EXERCISE PROMPT: The answer must be an exact copy of the records, with every picture left out.

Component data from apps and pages
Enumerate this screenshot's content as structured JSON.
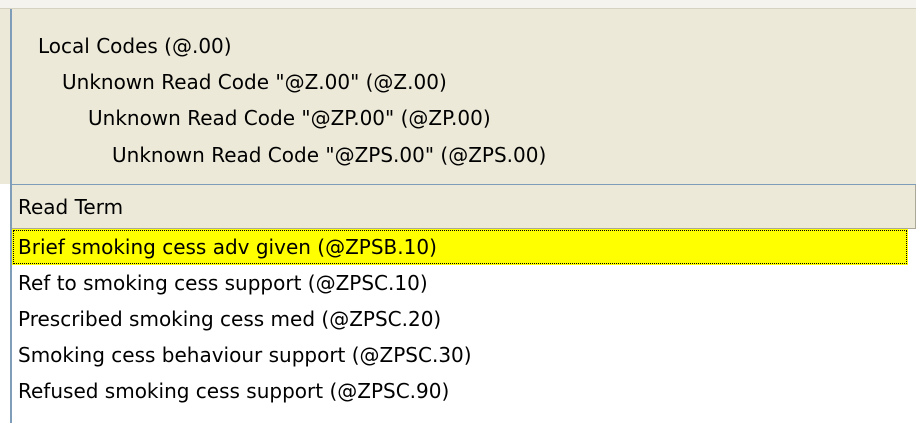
{
  "hierarchy": {
    "lines": [
      "Local Codes (@.00)",
      "Unknown Read Code \"@Z.00\" (@Z.00)",
      "Unknown Read Code \"@ZP.00\" (@ZP.00)",
      "Unknown Read Code \"@ZPS.00\" (@ZPS.00)"
    ]
  },
  "list": {
    "column_header": "Read Term",
    "selected_index": 0,
    "highlight_color": "#ffff00",
    "rows": [
      "Brief smoking cess adv given (@ZPSB.10)",
      "Ref to smoking cess support (@ZPSC.10)",
      "Prescribed smoking cess med (@ZPSC.20)",
      "Smoking cess behaviour support (@ZPSC.30)",
      "Refused smoking cess support (@ZPSC.90)"
    ]
  }
}
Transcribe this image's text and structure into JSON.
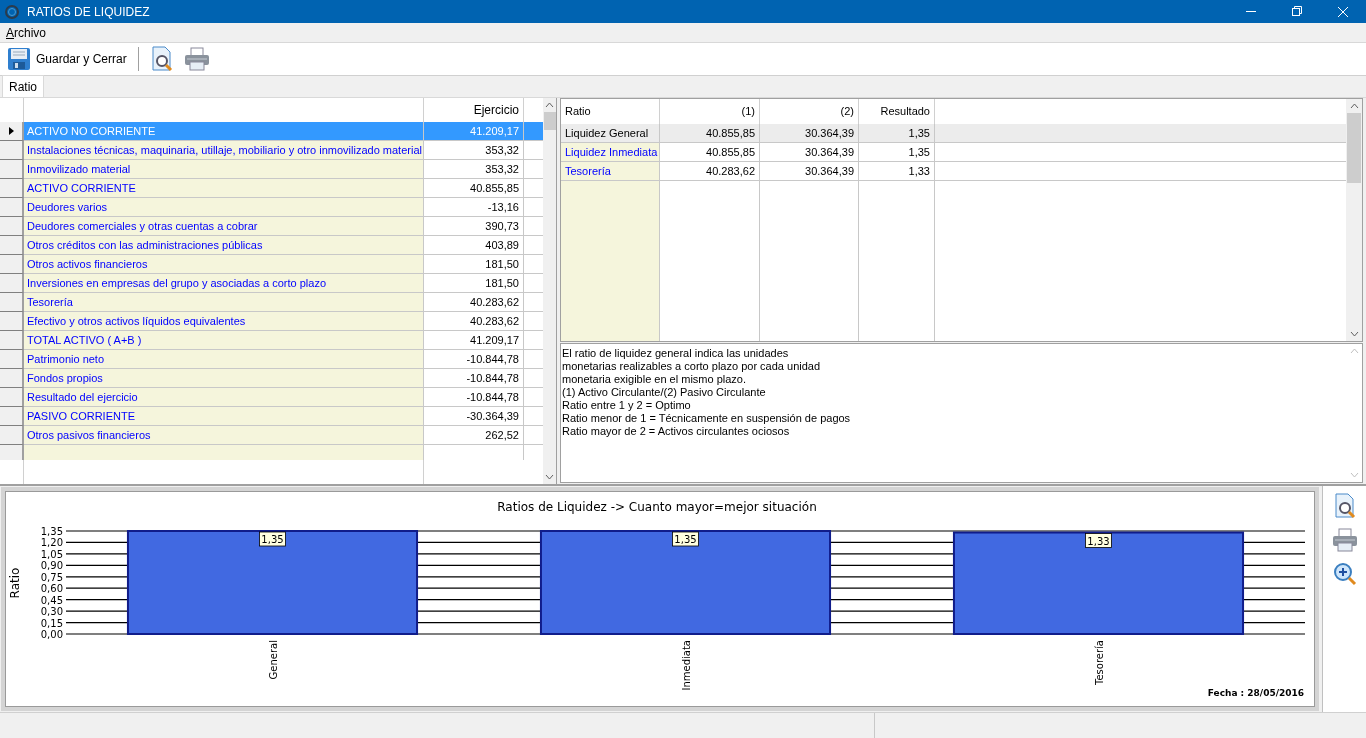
{
  "window": {
    "title": "RATIOS DE LIQUIDEZ"
  },
  "menu": [
    {
      "label": "Archivo"
    }
  ],
  "toolbar": [
    {
      "kind": "save",
      "label": "Guardar y Cerrar"
    },
    {
      "kind": "preview"
    },
    {
      "kind": "print"
    }
  ],
  "tabs": [
    {
      "label": "Ratio",
      "selected": true
    }
  ],
  "accounts": {
    "value_column": "Ejercicio",
    "rows": [
      {
        "name": "ACTIVO NO CORRIENTE",
        "value": "41.209,17",
        "selected": true
      },
      {
        "name": "Instalaciones técnicas, maquinaria, utillaje, mobiliario y otro inmovilizado material",
        "value": "353,32",
        "selected": false
      },
      {
        "name": "Inmovilizado material",
        "value": "353,32",
        "selected": false
      },
      {
        "name": "ACTIVO CORRIENTE",
        "value": "40.855,85",
        "selected": false
      },
      {
        "name": "Deudores varios",
        "value": "-13,16",
        "selected": false
      },
      {
        "name": "Deudores comerciales y otras cuentas a cobrar",
        "value": "390,73",
        "selected": false
      },
      {
        "name": "Otros créditos con las administraciones públicas",
        "value": "403,89",
        "selected": false
      },
      {
        "name": "Otros activos financieros",
        "value": "181,50",
        "selected": false
      },
      {
        "name": "Inversiones en empresas del grupo y asociadas a corto plazo",
        "value": "181,50",
        "selected": false
      },
      {
        "name": "Tesorería",
        "value": "40.283,62",
        "selected": false
      },
      {
        "name": "Efectivo y otros activos líquidos equivalentes",
        "value": "40.283,62",
        "selected": false
      },
      {
        "name": "TOTAL ACTIVO ( A+B )",
        "value": "41.209,17",
        "selected": false
      },
      {
        "name": "Patrimonio neto",
        "value": "-10.844,78",
        "selected": false
      },
      {
        "name": "Fondos propios",
        "value": "-10.844,78",
        "selected": false
      },
      {
        "name": "Resultado del ejercicio",
        "value": "-10.844,78",
        "selected": false
      },
      {
        "name": "PASIVO CORRIENTE",
        "value": "-30.364,39",
        "selected": false
      },
      {
        "name": "Otros pasivos financieros",
        "value": "262,52",
        "selected": false
      }
    ]
  },
  "ratios": {
    "columns": [
      "Ratio",
      "(1)",
      "(2)",
      "Resultado"
    ],
    "rows": [
      {
        "ratio": "Liquidez General",
        "v1": "40.855,85",
        "v2": "30.364,39",
        "result": "1,35",
        "selected": true
      },
      {
        "ratio": "Liquidez Inmediata",
        "v1": "40.855,85",
        "v2": "30.364,39",
        "result": "1,35",
        "selected": false
      },
      {
        "ratio": "Tesorería",
        "v1": "40.283,62",
        "v2": "30.364,39",
        "result": "1,33",
        "selected": false
      }
    ]
  },
  "description": [
    "El ratio de liquidez general indica las unidades",
    "monetarias realizables a corto plazo por cada unidad",
    "monetaria exigible en el mismo plazo.",
    "(1) Activo Circulante/(2) Pasivo Circulante",
    "Ratio entre 1 y 2 = Optimo",
    "Ratio menor de 1 = Técnicamente en suspensión de pagos",
    "Ratio mayor de 2 = Activos circulantes ociosos"
  ],
  "chart": {
    "date": "Fecha : 28/05/2016",
    "chart_data": {
      "type": "bar",
      "title": "Ratios de Liquidez -> Cuanto mayor=mejor situación",
      "ylabel": "Ratio",
      "categories": [
        "General",
        "Inmediata",
        "Tesorería"
      ],
      "values": [
        1.35,
        1.35,
        1.33
      ],
      "grid": true,
      "ylim": [
        0,
        1.35
      ],
      "yticks": [
        {
          "value": 0,
          "label": "0,00"
        },
        {
          "value": 0.15,
          "label": "0,15"
        },
        {
          "value": 0.3,
          "label": "0,30"
        },
        {
          "value": 0.45,
          "label": "0,45"
        },
        {
          "value": 0.6,
          "label": "0,60"
        },
        {
          "value": 0.75,
          "label": "0,75"
        },
        {
          "value": 0.9,
          "label": "0,90"
        },
        {
          "value": 1.05,
          "label": "1,05"
        },
        {
          "value": 1.2,
          "label": "1,20"
        },
        {
          "value": 1.35,
          "label": "1,35"
        }
      ],
      "value_labels": [
        "1,35",
        "1,35",
        "1,33"
      ]
    }
  },
  "chart_tools": [
    {
      "kind": "preview"
    },
    {
      "kind": "print"
    },
    {
      "kind": "zoom"
    }
  ]
}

RESULT OF THE EXERCISE:
Enumerate this screenshot's content as structured JSON.
{
  "hierarchy": {
    "lines": [
      "Local Codes (@.00)",
      "Unknown Read Code \"@Z.00\" (@Z.00)",
      "Unknown Read Code \"@ZP.00\" (@ZP.00)",
      "Unknown Read Code \"@ZPS.00\" (@ZPS.00)"
    ]
  },
  "list": {
    "column_header": "Read Term",
    "selected_index": 0,
    "highlight_color": "#ffff00",
    "rows": [
      "Brief smoking cess adv given (@ZPSB.10)",
      "Ref to smoking cess support (@ZPSC.10)",
      "Prescribed smoking cess med (@ZPSC.20)",
      "Smoking cess behaviour support (@ZPSC.30)",
      "Refused smoking cess support (@ZPSC.90)"
    ]
  }
}
Transcribe this image's text and structure into JSON.
{
  "window": {
    "title": "RATIOS DE LIQUIDEZ"
  },
  "menu": [
    {
      "label": "Archivo"
    }
  ],
  "toolbar": [
    {
      "kind": "save",
      "label": "Guardar y Cerrar"
    },
    {
      "kind": "preview"
    },
    {
      "kind": "print"
    }
  ],
  "tabs": [
    {
      "label": "Ratio",
      "selected": true
    }
  ],
  "accounts": {
    "value_column": "Ejercicio",
    "rows": [
      {
        "name": "ACTIVO NO CORRIENTE",
        "value": "41.209,17",
        "selected": true
      },
      {
        "name": "Instalaciones técnicas, maquinaria, utillaje, mobiliario y otro inmovilizado material",
        "value": "353,32",
        "selected": false
      },
      {
        "name": "Inmovilizado material",
        "value": "353,32",
        "selected": false
      },
      {
        "name": "ACTIVO CORRIENTE",
        "value": "40.855,85",
        "selected": false
      },
      {
        "name": "Deudores varios",
        "value": "-13,16",
        "selected": false
      },
      {
        "name": "Deudores comerciales y otras cuentas a cobrar",
        "value": "390,73",
        "selected": false
      },
      {
        "name": "Otros créditos con las administraciones públicas",
        "value": "403,89",
        "selected": false
      },
      {
        "name": "Otros activos financieros",
        "value": "181,50",
        "selected": false
      },
      {
        "name": "Inversiones en empresas del grupo y asociadas a corto plazo",
        "value": "181,50",
        "selected": false
      },
      {
        "name": "Tesorería",
        "value": "40.283,62",
        "selected": false
      },
      {
        "name": "Efectivo y otros activos líquidos equivalentes",
        "value": "40.283,62",
        "selected": false
      },
      {
        "name": "TOTAL ACTIVO ( A+B )",
        "value": "41.209,17",
        "selected": false
      },
      {
        "name": "Patrimonio neto",
        "value": "-10.844,78",
        "selected": false
      },
      {
        "name": "Fondos propios",
        "value": "-10.844,78",
        "selected": false
      },
      {
        "name": "Resultado del ejercicio",
        "value": "-10.844,78",
        "selected": false
      },
      {
        "name": "PASIVO CORRIENTE",
        "value": "-30.364,39",
        "selected": false
      },
      {
        "name": "Otros pasivos financieros",
        "value": "262,52",
        "selected": false
      }
    ]
  },
  "ratios": {
    "columns": [
      "Ratio",
      "(1)",
      "(2)",
      "Resultado"
    ],
    "rows": [
      {
        "ratio": "Liquidez General",
        "v1": "40.855,85",
        "v2": "30.364,39",
        "result": "1,35",
        "selected": true
      },
      {
        "ratio": "Liquidez Inmediata",
        "v1": "40.855,85",
        "v2": "30.364,39",
        "result": "1,35",
        "selected": false
      },
      {
        "ratio": "Tesorería",
        "v1": "40.283,62",
        "v2": "30.364,39",
        "result": "1,33",
        "selected": false
      }
    ]
  },
  "description": [
    "El ratio de liquidez general indica las unidades",
    "monetarias realizables a corto plazo por cada unidad",
    "monetaria exigible en el mismo plazo.",
    "(1) Activo Circulante/(2) Pasivo Circulante",
    "Ratio entre 1 y 2 = Optimo",
    "Ratio menor de 1 = Técnicamente en suspensión de pagos",
    "Ratio mayor de 2 = Activos circulantes ociosos"
  ],
  "chart": {
    "date": "Fecha : 28/05/2016",
    "chart_data": {
      "type": "bar",
      "title": "Ratios de Liquidez -> Cuanto mayor=mejor situación",
      "ylabel": "Ratio",
      "categories": [
        "General",
        "Inmediata",
        "Tesorería"
      ],
      "values": [
        1.35,
        1.35,
        1.33
      ],
      "grid": true,
      "ylim": [
        0,
        1.35
      ],
      "yticks": [
        {
          "value": 0,
          "label": "0,00"
        },
        {
          "value": 0.15,
          "label": "0,15"
        },
        {
          "value": 0.3,
          "label": "0,30"
        },
        {
          "value": 0.45,
          "label": "0,45"
        },
        {
          "value": 0.6,
          "label": "0,60"
        },
        {
          "value": 0.75,
          "label": "0,75"
        },
        {
          "value": 0.9,
          "label": "0,90"
        },
        {
          "value": 1.05,
          "label": "1,05"
        },
        {
          "value": 1.2,
          "label": "1,20"
        },
        {
          "value": 1.35,
          "label": "1,35"
        }
      ],
      "value_labels": [
        "1,35",
        "1,35",
        "1,33"
      ]
    }
  },
  "chart_tools": [
    {
      "kind": "preview"
    },
    {
      "kind": "print"
    },
    {
      "kind": "zoom"
    }
  ]
}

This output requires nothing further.